When all goes wrong, when life gets you down, play the Sacramento Kings. That’ll clear all of life’s ills right up. They possess just enough talent to make it seem an accomplishment to trounce them in the way it seems every NBA team does; the Houston Rockets may not have achieved much more than a mid-season victory against the league’s worst team (minus its best player), but given the manner of the victory, last night’s win seems like a watershed moment. Chuck Hayes became the Rockets’ best finisher (however, he made much more of an impression when facing up DeMarcus Cousins, fading away for what has to be the most impressive shot of Chuck’s illustrious offensive career) for a night, and Chase Budinger’s jump shot awoke from the dead (pouring in a drool-worthy 18 points on 10 shots with four boards to boot). Luis Scola both dunked a ball and blocked a shot (his 18th put up in this 24-game-season), both such rarities that I could only chuckle at the team’s good fortune. Yes, everything goes right when the Kings are in town, and for a night, the Rockets gladly breathed in the auspicious air. Read More
A reader, Blake, writes:
The only players last season to assist on 20% or more of teammate field goals (AST% > 20) and grab 10% of the rebounds on the floor (TRR > 10%) were LeBron James and Terrence Williams, the rookie. This is misleading, though, as LeBron assisted on nearly twice as many field goals as Williams. Their rebounding was about equal. It is important to note that Williams did this as a rookie. His rookie rebounding numbers top LeBron’s rookie numbers, and their rookie assist numbers are far more similar.
36.8% of his field goal attempts last year were at the rim. For comparison, LeBron shot 33.6% of his shots at the rim. Williams is not the greatest shooter, however, with an eFG% of .425 for his career. His free throw shooting is not great at 70%, so I wonder if his shot selection or his shooting ability is to blame for these numbers. Chuck Hayes is topping Williams in both measures this year, by the way
I’m not saying that Williams has the potential to be the next LeBron. What he does have is a rare combination of offensive lane presence, rebounding, and passing ability. His shooting is bad. His turnovers are bad. And he doesn’t draw enough fouls.
We will have to wait to see how he develops. If he works on his shooting, his shot selection, and his turnovers, Williams has the potential to be a unique player.
From Devin Kharpertian of Netsarescorching:
T-Will at his best is a great passer, slasher, and facilitator. At his worst, he forces offense, commits far too many turnovers because of poor decision-making, relies on fading jumpers or 3′s he can’t make, and tries to make the best looking play instead of the best play. Extremely athletic, grabs a surprising number of rebounds for a guy with his size. Can defend three positions, is built for a sparkplug sixth man role as long as he has shooters/scorers around him.
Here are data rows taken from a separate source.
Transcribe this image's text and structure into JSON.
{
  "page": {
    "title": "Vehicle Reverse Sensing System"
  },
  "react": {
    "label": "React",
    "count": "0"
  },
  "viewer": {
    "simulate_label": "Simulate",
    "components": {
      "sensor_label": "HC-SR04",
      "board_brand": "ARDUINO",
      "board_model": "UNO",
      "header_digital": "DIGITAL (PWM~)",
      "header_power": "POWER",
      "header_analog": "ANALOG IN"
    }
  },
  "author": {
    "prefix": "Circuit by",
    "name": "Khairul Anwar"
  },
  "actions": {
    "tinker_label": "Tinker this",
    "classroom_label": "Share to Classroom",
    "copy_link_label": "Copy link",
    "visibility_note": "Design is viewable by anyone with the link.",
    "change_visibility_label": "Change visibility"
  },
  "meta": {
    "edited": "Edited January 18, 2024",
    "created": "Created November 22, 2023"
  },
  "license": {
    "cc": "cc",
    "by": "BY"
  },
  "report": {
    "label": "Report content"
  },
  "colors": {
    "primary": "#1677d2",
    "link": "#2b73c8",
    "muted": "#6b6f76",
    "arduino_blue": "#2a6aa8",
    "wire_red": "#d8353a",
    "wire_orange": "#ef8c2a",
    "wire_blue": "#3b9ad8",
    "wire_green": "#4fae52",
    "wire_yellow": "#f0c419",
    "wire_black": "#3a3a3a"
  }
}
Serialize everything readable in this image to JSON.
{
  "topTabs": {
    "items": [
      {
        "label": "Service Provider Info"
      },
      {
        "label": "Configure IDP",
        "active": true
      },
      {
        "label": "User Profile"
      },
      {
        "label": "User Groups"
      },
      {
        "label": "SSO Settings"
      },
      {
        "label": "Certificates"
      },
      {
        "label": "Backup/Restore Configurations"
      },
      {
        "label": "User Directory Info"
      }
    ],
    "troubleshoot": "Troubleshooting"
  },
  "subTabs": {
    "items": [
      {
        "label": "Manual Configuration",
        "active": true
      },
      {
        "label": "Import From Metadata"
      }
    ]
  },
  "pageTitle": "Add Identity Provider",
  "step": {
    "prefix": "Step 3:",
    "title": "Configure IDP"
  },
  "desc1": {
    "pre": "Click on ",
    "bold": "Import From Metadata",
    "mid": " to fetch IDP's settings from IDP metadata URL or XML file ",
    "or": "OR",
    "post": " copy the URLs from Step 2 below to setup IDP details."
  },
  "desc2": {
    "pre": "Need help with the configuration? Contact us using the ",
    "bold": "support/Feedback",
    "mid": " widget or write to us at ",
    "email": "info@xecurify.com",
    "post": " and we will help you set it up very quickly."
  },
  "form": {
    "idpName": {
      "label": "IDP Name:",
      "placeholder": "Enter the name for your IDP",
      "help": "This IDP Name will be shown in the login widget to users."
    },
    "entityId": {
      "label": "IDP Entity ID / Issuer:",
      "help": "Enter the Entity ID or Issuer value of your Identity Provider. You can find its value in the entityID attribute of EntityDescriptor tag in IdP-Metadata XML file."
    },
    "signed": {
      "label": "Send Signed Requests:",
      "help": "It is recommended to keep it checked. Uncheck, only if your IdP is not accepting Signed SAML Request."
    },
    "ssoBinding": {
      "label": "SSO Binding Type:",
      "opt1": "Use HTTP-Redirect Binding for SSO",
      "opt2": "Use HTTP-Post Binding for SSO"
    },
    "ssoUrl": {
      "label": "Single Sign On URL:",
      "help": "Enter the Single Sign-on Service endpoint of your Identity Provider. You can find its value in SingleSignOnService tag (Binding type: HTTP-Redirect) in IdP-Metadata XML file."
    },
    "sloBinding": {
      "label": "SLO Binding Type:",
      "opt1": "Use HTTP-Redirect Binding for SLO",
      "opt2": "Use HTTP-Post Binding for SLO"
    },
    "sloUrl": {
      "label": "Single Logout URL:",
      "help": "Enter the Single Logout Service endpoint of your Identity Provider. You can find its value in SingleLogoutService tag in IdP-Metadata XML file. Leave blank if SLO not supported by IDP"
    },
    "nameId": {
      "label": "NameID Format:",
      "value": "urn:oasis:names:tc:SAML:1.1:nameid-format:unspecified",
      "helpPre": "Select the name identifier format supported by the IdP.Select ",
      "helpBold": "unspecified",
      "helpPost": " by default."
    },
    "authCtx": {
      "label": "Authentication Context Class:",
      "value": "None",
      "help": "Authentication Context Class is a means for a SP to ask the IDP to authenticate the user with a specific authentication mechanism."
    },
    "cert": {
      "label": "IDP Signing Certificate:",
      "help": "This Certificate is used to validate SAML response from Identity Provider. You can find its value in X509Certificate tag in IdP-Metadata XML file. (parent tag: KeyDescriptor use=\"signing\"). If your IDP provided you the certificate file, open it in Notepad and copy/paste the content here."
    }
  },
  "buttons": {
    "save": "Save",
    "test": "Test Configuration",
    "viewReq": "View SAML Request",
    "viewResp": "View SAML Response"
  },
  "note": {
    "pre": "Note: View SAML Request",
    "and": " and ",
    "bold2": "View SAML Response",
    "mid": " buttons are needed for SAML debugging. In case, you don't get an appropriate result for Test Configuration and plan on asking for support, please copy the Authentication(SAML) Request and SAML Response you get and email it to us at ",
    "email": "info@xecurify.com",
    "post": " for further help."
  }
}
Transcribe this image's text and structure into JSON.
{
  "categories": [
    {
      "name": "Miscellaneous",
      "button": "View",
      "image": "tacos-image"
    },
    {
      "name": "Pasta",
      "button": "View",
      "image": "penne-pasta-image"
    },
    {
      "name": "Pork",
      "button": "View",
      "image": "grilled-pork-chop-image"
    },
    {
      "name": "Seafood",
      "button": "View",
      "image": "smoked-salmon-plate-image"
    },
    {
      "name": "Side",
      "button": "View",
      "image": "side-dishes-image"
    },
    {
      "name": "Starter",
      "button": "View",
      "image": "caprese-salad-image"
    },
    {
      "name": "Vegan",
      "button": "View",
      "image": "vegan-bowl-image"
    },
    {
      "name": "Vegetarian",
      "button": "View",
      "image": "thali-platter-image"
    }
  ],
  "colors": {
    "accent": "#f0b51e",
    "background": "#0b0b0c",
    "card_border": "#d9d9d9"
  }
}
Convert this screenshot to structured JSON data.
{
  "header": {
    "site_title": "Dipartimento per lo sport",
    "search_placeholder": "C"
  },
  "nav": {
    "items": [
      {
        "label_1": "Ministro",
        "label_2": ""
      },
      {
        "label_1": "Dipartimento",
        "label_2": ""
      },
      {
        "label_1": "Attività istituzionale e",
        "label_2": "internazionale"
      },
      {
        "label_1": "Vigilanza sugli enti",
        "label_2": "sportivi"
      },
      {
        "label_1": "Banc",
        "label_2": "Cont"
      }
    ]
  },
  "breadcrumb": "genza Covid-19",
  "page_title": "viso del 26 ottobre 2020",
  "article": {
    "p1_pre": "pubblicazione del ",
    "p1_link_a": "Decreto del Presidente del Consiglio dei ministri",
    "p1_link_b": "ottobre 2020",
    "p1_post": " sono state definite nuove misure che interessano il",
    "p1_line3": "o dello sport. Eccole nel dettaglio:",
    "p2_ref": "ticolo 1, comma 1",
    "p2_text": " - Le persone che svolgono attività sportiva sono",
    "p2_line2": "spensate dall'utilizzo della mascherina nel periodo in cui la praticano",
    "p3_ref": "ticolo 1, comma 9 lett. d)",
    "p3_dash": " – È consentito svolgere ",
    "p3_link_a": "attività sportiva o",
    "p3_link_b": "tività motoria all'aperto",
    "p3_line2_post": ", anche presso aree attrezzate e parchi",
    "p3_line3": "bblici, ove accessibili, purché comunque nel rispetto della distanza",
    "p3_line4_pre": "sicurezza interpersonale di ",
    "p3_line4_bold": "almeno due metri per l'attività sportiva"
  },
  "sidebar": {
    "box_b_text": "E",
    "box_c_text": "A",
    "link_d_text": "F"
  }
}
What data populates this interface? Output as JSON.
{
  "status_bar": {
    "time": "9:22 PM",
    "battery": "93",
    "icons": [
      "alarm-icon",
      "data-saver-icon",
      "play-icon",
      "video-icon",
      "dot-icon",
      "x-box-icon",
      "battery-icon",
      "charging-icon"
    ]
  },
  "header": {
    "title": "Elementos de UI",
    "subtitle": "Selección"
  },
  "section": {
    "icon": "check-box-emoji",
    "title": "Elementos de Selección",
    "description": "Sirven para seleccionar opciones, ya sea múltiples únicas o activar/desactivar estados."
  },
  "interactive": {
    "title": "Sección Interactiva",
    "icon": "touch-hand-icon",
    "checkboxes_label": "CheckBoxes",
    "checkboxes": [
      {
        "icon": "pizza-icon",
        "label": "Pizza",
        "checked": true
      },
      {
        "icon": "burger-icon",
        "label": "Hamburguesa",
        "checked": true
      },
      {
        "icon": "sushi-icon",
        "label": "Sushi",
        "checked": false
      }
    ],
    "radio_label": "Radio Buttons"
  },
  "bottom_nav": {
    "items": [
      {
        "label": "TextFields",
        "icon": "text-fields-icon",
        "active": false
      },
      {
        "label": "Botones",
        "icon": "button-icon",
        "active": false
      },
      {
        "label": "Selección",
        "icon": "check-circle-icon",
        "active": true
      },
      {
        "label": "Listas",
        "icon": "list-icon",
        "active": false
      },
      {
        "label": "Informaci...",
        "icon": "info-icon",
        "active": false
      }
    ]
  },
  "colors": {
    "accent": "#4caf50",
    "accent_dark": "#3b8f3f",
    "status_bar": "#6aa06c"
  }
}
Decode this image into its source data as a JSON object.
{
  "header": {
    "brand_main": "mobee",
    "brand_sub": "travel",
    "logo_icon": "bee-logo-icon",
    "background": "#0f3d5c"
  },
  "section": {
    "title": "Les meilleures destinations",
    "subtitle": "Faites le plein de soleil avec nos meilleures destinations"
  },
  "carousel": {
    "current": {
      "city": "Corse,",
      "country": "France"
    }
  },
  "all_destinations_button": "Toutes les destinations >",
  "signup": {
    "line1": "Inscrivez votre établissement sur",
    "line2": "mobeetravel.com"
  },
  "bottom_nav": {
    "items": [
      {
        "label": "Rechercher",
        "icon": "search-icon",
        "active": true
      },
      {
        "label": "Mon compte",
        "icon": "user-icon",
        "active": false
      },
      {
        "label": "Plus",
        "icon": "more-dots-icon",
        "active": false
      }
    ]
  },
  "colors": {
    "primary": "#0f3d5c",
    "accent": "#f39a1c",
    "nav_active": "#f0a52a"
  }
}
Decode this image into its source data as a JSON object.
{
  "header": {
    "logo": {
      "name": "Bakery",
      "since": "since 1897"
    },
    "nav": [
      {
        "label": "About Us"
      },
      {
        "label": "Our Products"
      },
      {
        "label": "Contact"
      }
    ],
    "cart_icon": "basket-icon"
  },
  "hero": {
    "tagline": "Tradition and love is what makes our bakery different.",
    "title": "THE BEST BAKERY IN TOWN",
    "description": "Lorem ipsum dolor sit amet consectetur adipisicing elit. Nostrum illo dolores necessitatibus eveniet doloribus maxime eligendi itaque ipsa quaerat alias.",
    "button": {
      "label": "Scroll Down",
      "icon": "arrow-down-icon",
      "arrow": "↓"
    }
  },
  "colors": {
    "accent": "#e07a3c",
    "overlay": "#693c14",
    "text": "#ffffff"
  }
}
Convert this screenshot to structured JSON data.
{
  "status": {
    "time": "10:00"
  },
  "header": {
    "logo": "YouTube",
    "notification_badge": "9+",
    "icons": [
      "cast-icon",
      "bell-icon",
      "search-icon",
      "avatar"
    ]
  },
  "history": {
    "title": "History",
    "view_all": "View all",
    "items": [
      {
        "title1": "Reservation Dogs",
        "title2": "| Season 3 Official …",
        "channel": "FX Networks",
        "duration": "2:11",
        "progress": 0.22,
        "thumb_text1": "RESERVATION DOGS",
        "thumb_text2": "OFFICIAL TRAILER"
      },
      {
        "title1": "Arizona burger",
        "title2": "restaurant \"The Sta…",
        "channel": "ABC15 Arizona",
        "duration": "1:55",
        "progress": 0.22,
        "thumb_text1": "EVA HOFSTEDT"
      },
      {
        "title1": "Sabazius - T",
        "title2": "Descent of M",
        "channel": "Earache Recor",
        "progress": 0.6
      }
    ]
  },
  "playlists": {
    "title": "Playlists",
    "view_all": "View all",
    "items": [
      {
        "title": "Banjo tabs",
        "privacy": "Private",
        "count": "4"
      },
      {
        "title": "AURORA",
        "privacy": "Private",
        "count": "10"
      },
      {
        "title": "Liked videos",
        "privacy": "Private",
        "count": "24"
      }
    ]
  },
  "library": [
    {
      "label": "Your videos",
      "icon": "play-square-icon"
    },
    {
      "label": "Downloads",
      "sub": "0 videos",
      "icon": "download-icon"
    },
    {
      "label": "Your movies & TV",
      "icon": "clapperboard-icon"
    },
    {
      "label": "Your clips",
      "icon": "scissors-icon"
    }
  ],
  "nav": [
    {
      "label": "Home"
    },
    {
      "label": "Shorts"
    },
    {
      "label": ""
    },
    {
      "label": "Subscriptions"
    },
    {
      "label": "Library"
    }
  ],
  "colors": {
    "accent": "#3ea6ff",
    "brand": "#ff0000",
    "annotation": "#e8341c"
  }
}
Also he can dunk the hell out of the ball.
Sebastian Pruiti on Terrence Williams:
He is fantastic when he is determined to get to the rim and when he is looking to get his teammates involved. When he is settling for jumpers or in shoot first mode he can be very bad. Tends to turn it over trying to make the spectacular play. Not really involved on the defensive end. A good 6th man in my opinion.
Tuesday, 7:30pm CST @ Toyota Center
All pre-game and in-game discussion goes here.